- _WORK ORDER_:
This exercise needs the listing below duplicated exactly.

· · ·

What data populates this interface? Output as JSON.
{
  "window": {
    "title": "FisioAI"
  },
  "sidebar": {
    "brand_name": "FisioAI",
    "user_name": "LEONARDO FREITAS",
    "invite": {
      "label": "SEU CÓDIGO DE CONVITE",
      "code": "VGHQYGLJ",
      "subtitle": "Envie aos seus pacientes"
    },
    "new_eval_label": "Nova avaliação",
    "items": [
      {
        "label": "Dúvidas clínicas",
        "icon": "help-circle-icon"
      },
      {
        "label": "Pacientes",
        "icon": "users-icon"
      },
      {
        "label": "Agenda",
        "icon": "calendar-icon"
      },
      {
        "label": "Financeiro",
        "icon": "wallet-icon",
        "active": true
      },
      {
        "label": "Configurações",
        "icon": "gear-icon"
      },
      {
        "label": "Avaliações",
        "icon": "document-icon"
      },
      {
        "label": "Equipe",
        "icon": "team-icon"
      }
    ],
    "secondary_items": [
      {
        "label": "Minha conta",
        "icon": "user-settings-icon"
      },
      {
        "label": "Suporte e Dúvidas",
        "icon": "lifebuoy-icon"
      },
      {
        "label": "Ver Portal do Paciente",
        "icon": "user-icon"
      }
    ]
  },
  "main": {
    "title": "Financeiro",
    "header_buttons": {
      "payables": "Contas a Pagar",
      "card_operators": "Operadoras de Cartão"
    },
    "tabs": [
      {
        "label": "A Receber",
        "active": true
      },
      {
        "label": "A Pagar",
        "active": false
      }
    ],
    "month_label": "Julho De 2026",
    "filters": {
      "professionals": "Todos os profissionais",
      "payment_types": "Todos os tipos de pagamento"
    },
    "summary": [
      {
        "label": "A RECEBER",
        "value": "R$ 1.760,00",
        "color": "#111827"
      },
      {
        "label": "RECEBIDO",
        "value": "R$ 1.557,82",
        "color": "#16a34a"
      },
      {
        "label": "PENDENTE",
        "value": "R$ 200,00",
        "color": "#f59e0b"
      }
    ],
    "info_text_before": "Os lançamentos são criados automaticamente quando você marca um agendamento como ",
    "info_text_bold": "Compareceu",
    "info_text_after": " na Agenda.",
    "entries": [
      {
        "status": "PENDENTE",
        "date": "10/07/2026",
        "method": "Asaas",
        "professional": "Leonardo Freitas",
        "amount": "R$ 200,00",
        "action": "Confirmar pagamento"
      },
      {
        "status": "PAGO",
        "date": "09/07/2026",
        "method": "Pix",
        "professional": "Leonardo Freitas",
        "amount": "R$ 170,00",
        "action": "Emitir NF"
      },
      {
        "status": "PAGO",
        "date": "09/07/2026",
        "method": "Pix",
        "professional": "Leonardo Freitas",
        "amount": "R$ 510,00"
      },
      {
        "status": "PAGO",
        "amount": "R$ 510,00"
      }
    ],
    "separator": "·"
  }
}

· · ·

- _FINAL ANSWER_:
What data populates this interface? Output as JSON.
{
  "window": {
    "title": "FisioAI"
  },
  "sidebar": {
    "brand_name": "FisioAI",
    "user_name": "LEONARDO FREITAS",
    "invite": {
      "label": "SEU CÓDIGO DE CONVITE",
      "code": "VGHQYGLJ",
      "subtitle": "Envie aos seus pacientes"
    },
    "new_eval_label": "Nova avaliação",
    "items": [
      {
        "label": "Dúvidas clínicas",
        "icon": "help-circle-icon"
      },
      {
        "label": "Pacientes",
        "icon": "users-icon"
      },
      {
        "label": "Agenda",
        "icon": "calendar-icon"
      },
      {
        "label": "Financeiro",
        "icon": "wallet-icon",
        "active": true
      },
      {
        "label": "Configurações",
        "icon": "gear-icon"
      },
      {
        "label": "Avaliações",
        "icon": "document-icon"
      },
      {
        "label": "Equipe",
        "icon": "team-icon"
      }
    ],
    "secondary_items": [
      {
        "label": "Minha conta",
        "icon": "user-settings-icon"
      },
      {
        "label": "Suporte e Dúvidas",
        "icon": "lifebuoy-icon"
      },
      {
        "label": "Ver Portal do Paciente",
        "icon": "user-icon"
      }
    ]
  },
  "main": {
    "title": "Financeiro",
    "header_buttons": {
      "payables": "Contas a Pagar",
      "card_operators": "Operadoras de Cartão"
    },
    "tabs": [
      {
        "label": "A Receber",
        "active": true
      },
      {
        "label": "A Pagar",
        "active": false
      }
    ],
    "month_label": "Julho De 2026",
    "filters": {
      "professionals": "Todos os profissionais",
      "payment_types": "Todos os tipos de pagamento"
    },
    "summary": [
      {
        "label": "A RECEBER",
        "value": "R$ 1.760,00",
        "color": "#111827"
      },
      {
        "label": "RECEBIDO",
        "value": "R$ 1.557,82",
        "color": "#16a34a"
      },
      {
        "label": "PENDENTE",
        "value": "R$ 200,00",
        "color": "#f59e0b"
      }
    ],
    "info_text_before": "Os lançamentos são criados automaticamente quando você marca um agendamento como ",
    "info_text_bold": "Compareceu",
    "info_text_after": " na Agenda.",
    "entries": [
      {
        "status": "PENDENTE",
        "date": "10/07/2026",
        "method": "Asaas",
        "professional": "Leonardo Freitas",
        "amount": "R$ 200,00",
        "action": "Confirmar pagamento"
      },
      {
        "status": "PAGO",
        "date": "09/07/2026",
        "method": "Pix",
        "professional": "Leonardo Freitas",
        "amount": "R$ 170,00",
        "action": "Emitir NF"
      },
      {
        "status": "PAGO",
        "date": "09/07/2026",
        "method": "Pix",
        "professional": "Leonardo Freitas",
        "amount": "R$ 510,00"
      },
      {
        "status": "PAGO",
        "amount": "R$ 510,00"
      }
    ],
    "separator": "·"
  }
}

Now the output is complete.